◆ Data records ◆
——
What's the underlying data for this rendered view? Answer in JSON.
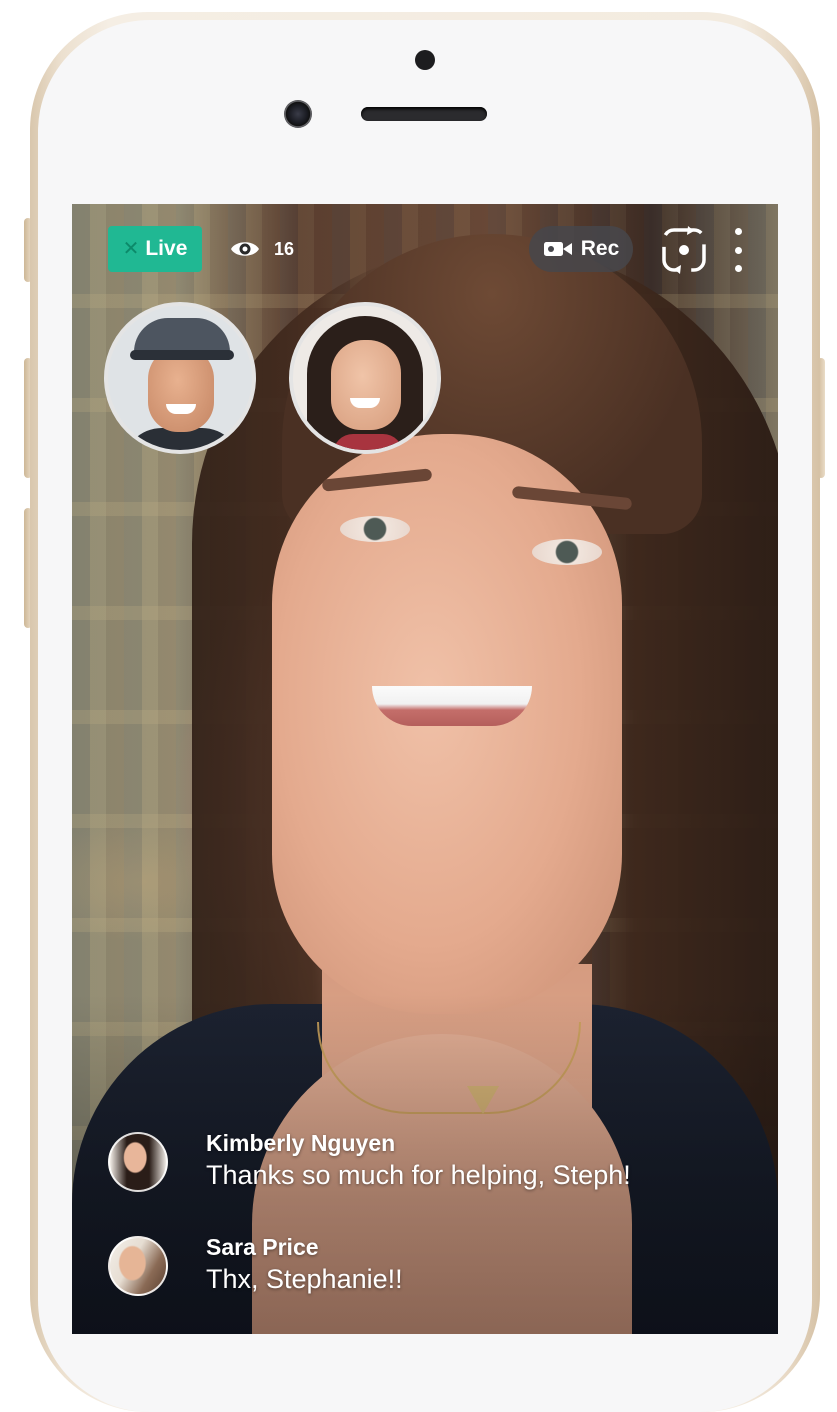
{
  "app": {
    "live_label": "Live",
    "live_close_glyph": "✕",
    "viewer_count": "16",
    "viewer_icon": "eye-icon",
    "rec_label": "Rec",
    "rec_icon": "camcorder-icon",
    "flip_icon": "flip-camera-icon",
    "menu_icon": "more-vertical-icon"
  },
  "colors": {
    "live_badge": "#20b893",
    "rec_pill": "#46464b",
    "phone_frame": "#f3ebdf"
  },
  "guests": [
    {
      "name": "guest-1"
    },
    {
      "name": "guest-2"
    }
  ],
  "comments": [
    {
      "name": "Kimberly Nguyen",
      "text": "Thanks so much for helping, Steph!"
    },
    {
      "name": "Sara Price",
      "text": "Thx, Stephanie!!"
    }
  ]
}
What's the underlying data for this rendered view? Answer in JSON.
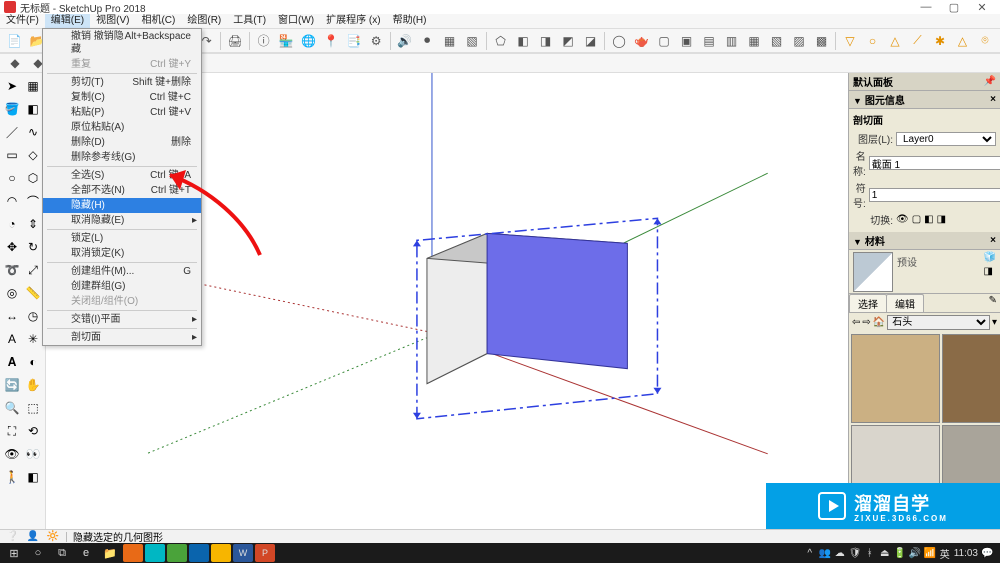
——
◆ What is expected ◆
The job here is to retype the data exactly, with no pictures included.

◆ Exercise solution ◆
What's the underlying data for this rendered view? Answer in JSON.
{
  "app": {
    "live_label": "Live",
    "live_close_glyph": "✕",
    "viewer_count": "16",
    "viewer_icon": "eye-icon",
    "rec_label": "Rec",
    "rec_icon": "camcorder-icon",
    "flip_icon": "flip-camera-icon",
    "menu_icon": "more-vertical-icon"
  },
  "colors": {
    "live_badge": "#20b893",
    "rec_pill": "#46464b",
    "phone_frame": "#f3ebdf"
  },
  "guests": [
    {
      "name": "guest-1"
    },
    {
      "name": "guest-2"
    }
  ],
  "comments": [
    {
      "name": "Kimberly Nguyen",
      "text": "Thanks so much for helping, Steph!"
    },
    {
      "name": "Sara Price",
      "text": "Thx, Stephanie!!"
    }
  ]
}
What's the underlying data for this rendered view? Answer in JSON.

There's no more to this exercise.